“Working as a SAW mentor has motivated me to become an even better student,” said Alena Isa ’23, a geography and French double major from Holyoke, Massachusetts. “It has encouraged me to think critically and analyze the content of my classes. I also have come to realize that being a strong writer is one of the most important academic skills that someone can have — not only within the humanities. Crafting a written piece in a clear, comprehensive, organized and persuasive way implies that the author has abilities that are transferable within any academic context.”
Harriet Levine Weissman ’58 cites Mount Holyoke’s emphasis on cultivating speaking and writing skills as being very important to her own growth as a student and throughout her work in art and education. When she and her husband established the Weissman Center for Leadership in 1999, the SAW Program became one of its core programs.
“Speaking and writing have so many applications: grad school, getting a job, volunteer work,” said Weissman. “It makes all the difference in how you present yourself. I have seen so much confidence built up in the student body with the implementation of these disciplines into the curriculum.

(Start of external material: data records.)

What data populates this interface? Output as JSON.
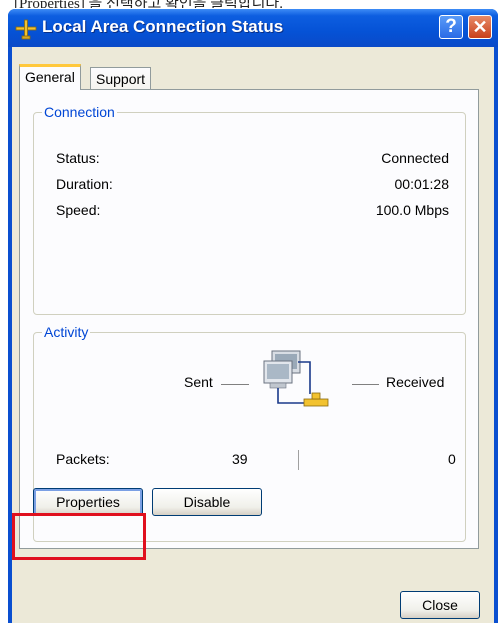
{
  "caption_fragment": "[Properties] 을 선택하고 확인을 클릭합니다.",
  "window": {
    "title": "Local Area Connection Status",
    "help_glyph": "?",
    "close_glyph": "✕",
    "icon": "network-connection-icon"
  },
  "tabs": [
    {
      "label": "General",
      "selected": true
    },
    {
      "label": "Support",
      "selected": false
    }
  ],
  "connection": {
    "legend": "Connection",
    "rows": [
      {
        "label": "Status:",
        "value": "Connected"
      },
      {
        "label": "Duration:",
        "value": "00:01:28"
      },
      {
        "label": "Speed:",
        "value": "100.0 Mbps"
      }
    ]
  },
  "activity": {
    "legend": "Activity",
    "sent_label": "Sent",
    "received_label": "Received",
    "packets_label": "Packets:",
    "packets_sent": "39",
    "packets_received": "0",
    "icon": "network-computers-icon"
  },
  "buttons": {
    "properties": "Properties",
    "disable": "Disable",
    "close": "Close"
  },
  "colors": {
    "title_bar": "#0552d6",
    "group_legend": "#0046d5",
    "highlight": "#e0101e",
    "dialog_face": "#ece9d8"
  }
}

I was able to hear young women give their senior presentations at the College and was thrilled beyond words to see the confidence with which they presented themselves.”
Weismann recalls her own journey from being frightened of speaking in front of an audience to eventually loving it and giving presentations across the country. “But it was not immediate. They say practice makes perfect. And that’s what happens at Mount Holyoke: a chance to practice. It has given me great joy to be part of an initiative to help young women realize their dreams, armed with the discipline to coherently express themselves through speaking and writing.”
For writing assignments, mentors can provide guidance and feedback on areas such as thesis development, use of evidence, organization, flow, sentence structure and grammar. The SAW Center also includes a dedicated room for practicing and refining oral presentations, on-camera appearances and other speaking engagements. Students benefit from access to the resources of MEWS, which offers multimedia equipment as well as instruction in audio and video production.
The SAW Center is open six days a week during the academic year. To meet with a mentor, students can book an appointment online or stop by during drop-in hours. The center also offers specialized series. The Discussion Practice Group helps students gain the confidence to speak up in the classroom and other settings through weekly drop-in workshops in Blanchard Hall that run on Sundays from 3 to 5 pm, October 16 to December 4, 2022. The practice group is especially useful for nonnative speakers of English. For seniors working on a thesis, there is also the Thesis Writing Circle that meets throughout the semester on Fridays from 1 to 3 pm in Blanchard 209.